Arup which was associated with the building from the design stage to completion has translated the innovative double skin façade concept – usually used in cooler climates – into a solution suited to the local conditions and market. Utilising clear glass with automated blinds, the façade maximises access to daylight and views whilst delivering high levels of solar control.
1 Bligh Street, completed in 2011, is a new signature office tower in Sydney’s CBD, setting new standards for sustainability and innovation in high-rise development in Australia. The building has been achieved through the collaborative effort of the design team comprising Arup, Enstruct, Cundall, Architects – Ingenhoven Architects, and main contractor Grocon, and the client and building owner Dexus DWPF and Cbus Property. Arup provided the façade, mechanical, electrical, specialist structures & fire engineering, acoustics and lighting design. With sustainability at the core of the design, the building has achieved a 6 Star Green Star Office Design V2 Certified Rating and has been designed to target a 5 Star Nabers energy rating.

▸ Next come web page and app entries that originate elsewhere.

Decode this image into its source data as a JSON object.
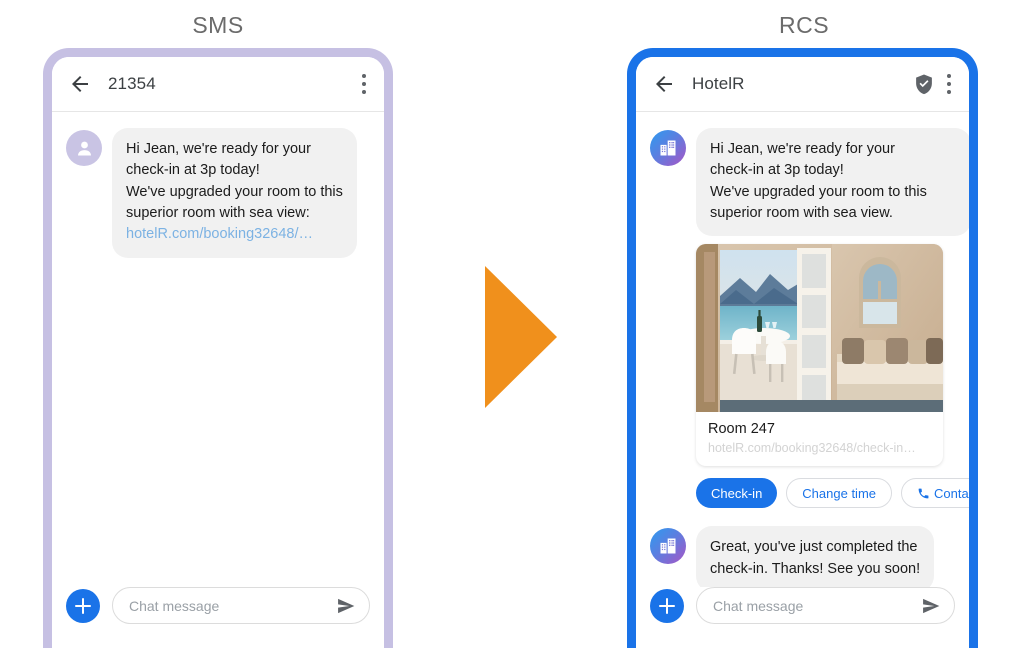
{
  "headings": {
    "sms": "SMS",
    "rcs": "RCS"
  },
  "colors": {
    "sms_frame": "#c6c0e3",
    "rcs_frame": "#1a73e8",
    "accent_blue": "#1a73e8",
    "arrow_orange": "#f0901c",
    "bubble_bg": "#f1f1f1",
    "sms_link": "#7cb2e3",
    "card_url": "#d3d3d3"
  },
  "sms_phone": {
    "appbar": {
      "back_icon": "arrow-left-icon",
      "title": "21354",
      "menu_icon": "overflow-menu-icon"
    },
    "avatar_icon": "person-avatar-icon",
    "message": {
      "lines": [
        "Hi Jean, we're ready for your",
        "check-in at 3p today!",
        "We've upgraded your room to this",
        "superior room with sea view:"
      ],
      "link": "hotelR.com/booking32648/…"
    },
    "composer": {
      "plus_icon": "plus-icon",
      "placeholder": "Chat message",
      "value": "",
      "send_icon": "send-icon"
    }
  },
  "rcs_phone": {
    "appbar": {
      "back_icon": "arrow-left-icon",
      "title": "HotelR",
      "verified_icon": "verified-shield-icon",
      "menu_icon": "overflow-menu-icon"
    },
    "avatar_icon": "business-building-icon",
    "message1": {
      "lines": [
        "Hi Jean, we're ready for your",
        "check-in at 3p today!",
        "We've upgraded your room to this",
        "superior room with sea view."
      ]
    },
    "card": {
      "image_alt": "hotel-room-sea-view-photo",
      "title": "Room 247",
      "url": "hotelR.com/booking32648/check-in…"
    },
    "actions": [
      {
        "label": "Check-in",
        "style": "filled",
        "icon": null
      },
      {
        "label": "Change time",
        "style": "outline",
        "icon": null
      },
      {
        "label": "Contact",
        "style": "outline",
        "icon": "phone-icon"
      }
    ],
    "message2": {
      "lines": [
        "Great, you've just completed the",
        "check-in. Thanks! See you soon!"
      ]
    },
    "composer": {
      "plus_icon": "plus-icon",
      "placeholder": "Chat message",
      "value": "",
      "send_icon": "send-icon"
    }
  }
}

The tower is rotated north on its footprint to maximise water views of Sydney Harbour. Innovative building features include a naturally ventilated 30-storey atrium, an automated double skin façade providing excellent solar control and maximum daylight ingress and highly efficient mechanical cooling and heating systems.
To realise the full height atrium, Arup developed an innovative fire engineering strategy, while specialist steelwork input provided the slender grid sheel structure supporting the spectacular atrium skylight. Very high levels of indoor air quality is achieved through increased outside air provisions delivering 150% more fresh air than minimum Australian standards. Application of reclaimed condenser water from the building chiller equipment provides heating to the ground floor lobby while minimising water loss through cooling towers.
Visually, 1 Bligh Street’s extremely transparent appearance stands out against a Sydney skyline of dark and reflective facades. The architect’s design intent was to create the appearance of a clear glass tube of consistent appearance wrapping the building, that would maximise the views towards the Harbour Bridge and Circular Quay. Using clear glass in a climate such as Sydney’s would normally result in very high solar loads and significant glare problems at the perimeter, which would have been contrary to the overall objective of realising a low energy building with very high quality internal spaces. In response to this challenge, the office areas are clad using a bespoke designed double skin façade, the first time this has been used on any significant scale in Australia.
Double skin façades are more typical in cold climates where they can improve winter insulation properties. Arup developed the European inspired design to suit the Australia climate and local manufacturing capabilities. The system comprises an inner skin of very high performance double glazing; an outer skin of low iron glass and an interstitial cavity ventilated to outside. The cavity houses an automatic reflective Venetian blind which lowers and tilts in response to the sun position, reflecting all direct solar loads. At other time, the blind can be retracted to maximise access to the spectacular views and natural daylight.
The net effect is a highly effective façade that adapts to ever changing solar conditions at each orientation to minimise solar penetration to the floor and control direct glare. This allows the use of very clear glass thereby maximising daylight and access to views, and creating a building which is very transparent from the outside looking in, and from the inside looking out.
The central 30 storey atrium includes extensive curved glazing to the office perimeter, and operable glazed louvers to the southern elevation to provide natural ventilation to the space. The ground floor façade comprises large operable glass louvers and frameless vertically opening glass doors, which open when conditions suit to provide fresh air and free pedestrian access into the building. Arup worked with the architect to develop the initial design concepts, and then worked with the façade contractor to complete the detailed engineering design.